While the similarities among netbooks outweigh their differences, each netbook company usually offers some feature to set its device apart from the pack. For example, the Acer Aspire One netbooks have touchpads that support circular motion scrolling, pinch-action zoom, and page flip. The Asus Eee PC netbooks feature matte displays instead of the seemingly ubiquitous glossy screens. Plus, they come with 500 GB of Asus-hosted web-based backup and storage.
Gone are the days when netbook makers put Windows XP, Windows CE, or Linux on their machines and called it a day. Now every netbook of note includes some version of Windows 7: either Windows 7 Starter or Home Premium.
Windows 7 Starter offers a collection of programs for doing the basics--using the internet, sending e-mail, creating documents, playing media, and connecting to networks--but nobody would mistake this for a fully turnkey computing experience. The Home Premium edition, a $120 upgrade when purchased directly from Microsoft, adds a few features that will appeal enormously to some users: 64-bit support and the ability to create and play DVDs (using an external player).
Faced with the bare-bones environment on her netbooks, Bellevue's Connely compiled a list of recommended websites where students can obtain free software, much of it delivered as an online service.
Her no-nonsense approach illustrates the unheralded advantage of the netbook: It can serve as a portable cloud terminal that gives users easy access to applications hosted somewhere else. Libraries can check them out to students for an afternoon study session; configurable classrooms might keep a supply on hand for team use; and computer labs can provide a few for casual couch-surfing access. The possibilities are as unlimited as the cloud itself.
Netbook Niche: Scanning on Campus
LeTourneau University in Longview, TX, introduced netbooks in 2009 to act as an on-campus scanning system that was dramatically faster, more flexible, and less expensive than proprietary solutions. A dozen netbooks have replaced a collection of handheld magnetic stripe readers for recording student attendance at mandatory chapel and to track participation in other campus events, such as a health fair and career fair.
According to programmer/analyst Steven Hadfield, the netbooks are all ASUS Eee PC 1000 HEs running Windows 7 Enterprise. "We wanted a platform that was reliable, as well as one that had replaceable elements using commodity hardware," he says. "The [scanning] application we built was written in Java, which allows cross-platform support in terms of both hardware and operating system. As a result of using commodity hardware, we were open to purchase cheaper hardware that our IT staff would be able to directly support."

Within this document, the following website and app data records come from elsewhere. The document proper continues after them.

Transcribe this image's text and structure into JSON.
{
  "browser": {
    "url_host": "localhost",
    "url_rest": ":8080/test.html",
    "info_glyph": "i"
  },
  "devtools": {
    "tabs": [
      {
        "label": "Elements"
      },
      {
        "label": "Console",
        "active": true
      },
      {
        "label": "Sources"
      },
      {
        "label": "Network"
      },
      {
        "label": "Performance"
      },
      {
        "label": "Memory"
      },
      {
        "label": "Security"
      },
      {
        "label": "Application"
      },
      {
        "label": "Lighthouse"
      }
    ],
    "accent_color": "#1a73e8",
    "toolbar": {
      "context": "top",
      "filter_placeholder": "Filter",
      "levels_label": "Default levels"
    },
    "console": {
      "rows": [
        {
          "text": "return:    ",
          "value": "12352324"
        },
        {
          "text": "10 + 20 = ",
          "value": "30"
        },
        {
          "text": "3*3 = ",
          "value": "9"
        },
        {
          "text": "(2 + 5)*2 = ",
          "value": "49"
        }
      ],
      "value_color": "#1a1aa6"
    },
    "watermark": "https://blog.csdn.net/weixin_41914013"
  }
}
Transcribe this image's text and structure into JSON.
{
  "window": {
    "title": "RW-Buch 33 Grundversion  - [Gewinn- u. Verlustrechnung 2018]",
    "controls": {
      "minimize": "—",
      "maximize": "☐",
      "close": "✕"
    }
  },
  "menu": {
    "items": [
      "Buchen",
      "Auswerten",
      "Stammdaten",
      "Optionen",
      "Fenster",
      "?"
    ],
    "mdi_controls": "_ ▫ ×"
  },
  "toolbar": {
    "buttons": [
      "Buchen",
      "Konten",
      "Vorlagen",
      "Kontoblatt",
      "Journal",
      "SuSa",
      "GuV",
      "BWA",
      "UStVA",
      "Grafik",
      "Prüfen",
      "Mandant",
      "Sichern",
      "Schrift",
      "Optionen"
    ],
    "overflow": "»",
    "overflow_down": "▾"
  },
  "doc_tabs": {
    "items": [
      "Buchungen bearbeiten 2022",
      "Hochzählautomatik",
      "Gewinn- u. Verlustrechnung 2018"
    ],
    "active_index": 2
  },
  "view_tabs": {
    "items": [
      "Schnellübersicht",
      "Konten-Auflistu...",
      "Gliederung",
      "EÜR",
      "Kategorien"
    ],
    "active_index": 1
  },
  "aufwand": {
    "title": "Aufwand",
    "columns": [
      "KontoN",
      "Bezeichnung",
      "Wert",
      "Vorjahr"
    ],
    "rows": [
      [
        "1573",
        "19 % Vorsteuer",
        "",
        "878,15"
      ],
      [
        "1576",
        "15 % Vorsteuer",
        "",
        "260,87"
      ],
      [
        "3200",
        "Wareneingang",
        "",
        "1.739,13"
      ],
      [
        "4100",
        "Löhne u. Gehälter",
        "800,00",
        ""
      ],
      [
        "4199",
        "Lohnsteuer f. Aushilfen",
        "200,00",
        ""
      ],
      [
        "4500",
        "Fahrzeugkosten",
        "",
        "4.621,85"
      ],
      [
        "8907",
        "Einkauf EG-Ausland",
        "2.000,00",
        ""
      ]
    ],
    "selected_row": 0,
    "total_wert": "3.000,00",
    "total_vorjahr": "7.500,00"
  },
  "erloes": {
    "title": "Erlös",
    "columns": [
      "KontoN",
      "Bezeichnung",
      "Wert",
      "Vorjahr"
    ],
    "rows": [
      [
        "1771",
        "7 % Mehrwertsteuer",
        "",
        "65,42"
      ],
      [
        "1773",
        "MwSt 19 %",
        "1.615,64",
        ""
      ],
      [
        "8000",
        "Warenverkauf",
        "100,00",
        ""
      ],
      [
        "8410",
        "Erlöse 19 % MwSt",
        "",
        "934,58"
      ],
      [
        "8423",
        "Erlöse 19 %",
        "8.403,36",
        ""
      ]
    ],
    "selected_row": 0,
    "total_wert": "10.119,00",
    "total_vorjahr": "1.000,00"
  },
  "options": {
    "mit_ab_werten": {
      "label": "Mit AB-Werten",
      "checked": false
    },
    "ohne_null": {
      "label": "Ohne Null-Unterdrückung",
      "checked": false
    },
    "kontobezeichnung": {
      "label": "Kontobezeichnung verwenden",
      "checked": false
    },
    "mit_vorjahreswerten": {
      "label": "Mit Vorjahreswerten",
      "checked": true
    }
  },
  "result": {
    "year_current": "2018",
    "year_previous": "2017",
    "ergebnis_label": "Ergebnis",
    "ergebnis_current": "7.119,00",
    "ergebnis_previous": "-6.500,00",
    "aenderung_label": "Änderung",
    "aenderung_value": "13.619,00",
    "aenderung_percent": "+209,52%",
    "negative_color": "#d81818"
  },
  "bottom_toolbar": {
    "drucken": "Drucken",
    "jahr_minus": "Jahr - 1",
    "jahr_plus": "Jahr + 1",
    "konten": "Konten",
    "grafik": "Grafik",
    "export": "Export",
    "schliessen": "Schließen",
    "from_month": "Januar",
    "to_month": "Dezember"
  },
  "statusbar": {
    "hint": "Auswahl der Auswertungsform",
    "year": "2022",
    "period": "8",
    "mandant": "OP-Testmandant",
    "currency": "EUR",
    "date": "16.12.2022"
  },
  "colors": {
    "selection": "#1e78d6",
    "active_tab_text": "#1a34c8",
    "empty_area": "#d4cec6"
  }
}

The university chose the specific model of Asus netbook because it was powerful enough to handle even the fastest swipes through the USB-powered bar-code readers, says Hadfield. Plus, it can run for hours without being plugged in, is small enough to be installed inside a kiosk, and has a screen large enough to allow attendees to see their picture when it is displayed.